Friday, June 20, 2008 | 2 a.m.
Beyond the Sun
In an attempt to juggle a surge of Medicaid bills, the state is putting a hold on some payments to University Medical Center and other health care providers, prompting fears of delays in receiving large amounts of anticipated cash.
State officials say souring economic conditions have spurred an increase in Medicaid enrollees, causing reimbursement requests to outstrip the amount of money Nevada budgeted for two Medicaid programs, one primarily for nursing home patients and the other for needy families.
The state realized last week that it had met its budgeted limit for payouts in one of those categories. It hit the limit in the second category this week.
So far, the state has put a hold on about $3 million in payouts, though state officials say other Medicaid programs could max out before the fiscal year ends June 30.
The state plans to make up for the delayed payments in the first week of July. That’s when the new fiscal year begins, which means Medicaid officials can tap into money the Legislature budgeted for fiscal 2009.
“It’s an authority issue, not a cash issue,” said Mike Willden, director of the state’s Health and Human Services Department, which administers Medicaid.
The delay might seem insignificant, but it is the health care industry’s equivalent of withholding a paycheck for a few days or weeks. That has some hospital administrators worried about having enough cash on hand to pay their expenses.
“It’s tough on smaller hospitals that rely on (reimbursements) to make payroll,” said Dwight Hansen, financial services director for the Nevada Hospital Association.
But big hospitals such as UMC also are concerned.
“It could potentially be a cash-flow problem depending on how many accounts are affected,” said Kathy Silver, UMC’s chief executive.

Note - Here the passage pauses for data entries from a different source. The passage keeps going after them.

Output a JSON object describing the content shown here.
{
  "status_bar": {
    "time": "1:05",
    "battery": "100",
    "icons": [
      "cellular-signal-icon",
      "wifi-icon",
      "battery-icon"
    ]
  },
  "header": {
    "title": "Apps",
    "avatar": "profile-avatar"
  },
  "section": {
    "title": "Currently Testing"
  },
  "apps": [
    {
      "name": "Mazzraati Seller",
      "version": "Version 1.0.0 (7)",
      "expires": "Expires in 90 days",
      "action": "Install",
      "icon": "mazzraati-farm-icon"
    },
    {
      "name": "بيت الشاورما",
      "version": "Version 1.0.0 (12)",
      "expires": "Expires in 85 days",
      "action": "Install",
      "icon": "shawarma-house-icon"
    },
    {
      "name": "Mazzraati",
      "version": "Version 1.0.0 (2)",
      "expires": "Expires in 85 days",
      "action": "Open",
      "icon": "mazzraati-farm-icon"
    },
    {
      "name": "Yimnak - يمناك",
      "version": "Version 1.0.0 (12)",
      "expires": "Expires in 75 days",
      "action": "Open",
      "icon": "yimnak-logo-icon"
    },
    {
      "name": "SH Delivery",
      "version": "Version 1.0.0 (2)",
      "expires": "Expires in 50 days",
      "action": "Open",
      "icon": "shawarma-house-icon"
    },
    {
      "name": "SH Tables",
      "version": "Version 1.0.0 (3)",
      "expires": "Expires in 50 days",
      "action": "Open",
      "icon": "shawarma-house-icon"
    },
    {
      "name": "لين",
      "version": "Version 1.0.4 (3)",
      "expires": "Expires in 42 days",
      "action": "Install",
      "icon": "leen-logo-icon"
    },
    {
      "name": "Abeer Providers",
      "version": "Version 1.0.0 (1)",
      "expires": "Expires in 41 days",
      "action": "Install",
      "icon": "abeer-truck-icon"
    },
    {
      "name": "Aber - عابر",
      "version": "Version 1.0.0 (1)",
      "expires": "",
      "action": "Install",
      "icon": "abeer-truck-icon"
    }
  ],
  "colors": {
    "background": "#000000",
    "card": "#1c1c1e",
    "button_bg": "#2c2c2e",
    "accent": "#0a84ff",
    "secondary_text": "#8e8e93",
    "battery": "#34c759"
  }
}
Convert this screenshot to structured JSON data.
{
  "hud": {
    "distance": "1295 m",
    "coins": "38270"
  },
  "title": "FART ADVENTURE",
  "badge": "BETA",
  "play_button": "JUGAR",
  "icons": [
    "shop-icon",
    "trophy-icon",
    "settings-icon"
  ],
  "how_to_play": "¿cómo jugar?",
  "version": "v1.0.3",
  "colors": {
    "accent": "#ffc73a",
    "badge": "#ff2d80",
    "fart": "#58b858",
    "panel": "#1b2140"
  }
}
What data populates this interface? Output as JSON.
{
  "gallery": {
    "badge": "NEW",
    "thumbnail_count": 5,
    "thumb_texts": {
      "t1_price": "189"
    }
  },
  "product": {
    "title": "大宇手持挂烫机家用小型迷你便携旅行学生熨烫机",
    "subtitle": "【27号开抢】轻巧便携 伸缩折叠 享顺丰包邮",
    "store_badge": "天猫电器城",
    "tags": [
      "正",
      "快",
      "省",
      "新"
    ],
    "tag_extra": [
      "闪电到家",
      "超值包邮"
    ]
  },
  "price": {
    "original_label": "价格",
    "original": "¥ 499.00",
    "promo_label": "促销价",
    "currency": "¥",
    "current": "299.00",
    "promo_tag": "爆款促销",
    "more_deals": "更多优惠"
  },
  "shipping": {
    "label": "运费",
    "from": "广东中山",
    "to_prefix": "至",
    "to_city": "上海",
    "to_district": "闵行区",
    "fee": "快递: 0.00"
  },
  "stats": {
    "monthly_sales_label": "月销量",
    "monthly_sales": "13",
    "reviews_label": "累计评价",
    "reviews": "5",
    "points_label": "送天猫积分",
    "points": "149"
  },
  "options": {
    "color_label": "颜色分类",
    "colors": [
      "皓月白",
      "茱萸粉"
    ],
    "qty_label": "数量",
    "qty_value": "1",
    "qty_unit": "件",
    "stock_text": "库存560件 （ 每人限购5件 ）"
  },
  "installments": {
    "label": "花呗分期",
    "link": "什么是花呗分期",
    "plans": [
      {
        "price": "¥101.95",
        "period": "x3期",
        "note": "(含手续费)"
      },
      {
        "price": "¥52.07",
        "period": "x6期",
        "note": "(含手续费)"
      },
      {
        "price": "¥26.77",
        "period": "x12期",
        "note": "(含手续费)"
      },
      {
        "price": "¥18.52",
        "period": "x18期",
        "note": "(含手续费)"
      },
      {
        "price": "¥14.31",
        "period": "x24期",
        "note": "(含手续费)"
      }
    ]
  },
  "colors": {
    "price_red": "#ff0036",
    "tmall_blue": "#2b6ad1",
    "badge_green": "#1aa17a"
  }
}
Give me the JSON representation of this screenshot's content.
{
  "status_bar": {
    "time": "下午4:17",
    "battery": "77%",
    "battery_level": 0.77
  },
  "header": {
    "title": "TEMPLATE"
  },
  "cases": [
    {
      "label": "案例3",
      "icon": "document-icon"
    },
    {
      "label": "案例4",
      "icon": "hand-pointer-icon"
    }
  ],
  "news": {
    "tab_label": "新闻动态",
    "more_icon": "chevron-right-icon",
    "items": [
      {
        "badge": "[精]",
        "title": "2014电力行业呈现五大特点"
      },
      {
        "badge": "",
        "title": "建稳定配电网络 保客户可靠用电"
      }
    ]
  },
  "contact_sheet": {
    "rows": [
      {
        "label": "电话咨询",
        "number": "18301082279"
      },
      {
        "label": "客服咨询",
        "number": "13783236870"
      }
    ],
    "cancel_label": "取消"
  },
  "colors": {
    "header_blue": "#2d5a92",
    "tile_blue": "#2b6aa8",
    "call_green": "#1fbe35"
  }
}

UMC expected to receive $6.8 million in Medicaid reimbursements from the state this month, but state officials say at least $500,000 of that will be delayed for about a week. As a result, UMC and other hospitals might have to delay purchases, shift money around or plead with the state for an advance.
The state has put off payments of some claims at the end of past fiscal years, but hospital officials say this year’s delays are coming earlier than usual and may affect more Medicaid programs.
Willden said Nevada’s Medicaid enrollees this fiscal year exceeded the number expected during the state’s 2007 budgeting process by about 118,000.
As a result, legislators gave Medicaid officials permission to spend $27 million of what had been budgeted for fiscal 2009. That and other factors created an expected $60 million Medicaid shortfall for fiscal 2009. Gov. Jim Gibbons erased that problem with a second round of state budget cuts this year, Willden said.
Now it looks as if the shortfall will exceed $60 million, Willden said.
Hospital officials are concerned about what that might mean.
“If nothing else changes, all they do is start the fiscal year with a bigger deficit,” Silver said. “Does that mean next year they’ll stop paying us in May?”
Willden plans to ask legislators to give him more flexibility to shift money between Medicaid accounts if one reaches its budgeted limit. The state has a tough job because it must forecast the need for Medicaid two years in advance, he said.
“You can certainly say we have some fault in this,” he said. “We under-projected the need.”
And with a Medicaid budget of $1.3 billion, if forecasts are off just 1 percent, it causes a shortfall of millions of dollars, he said.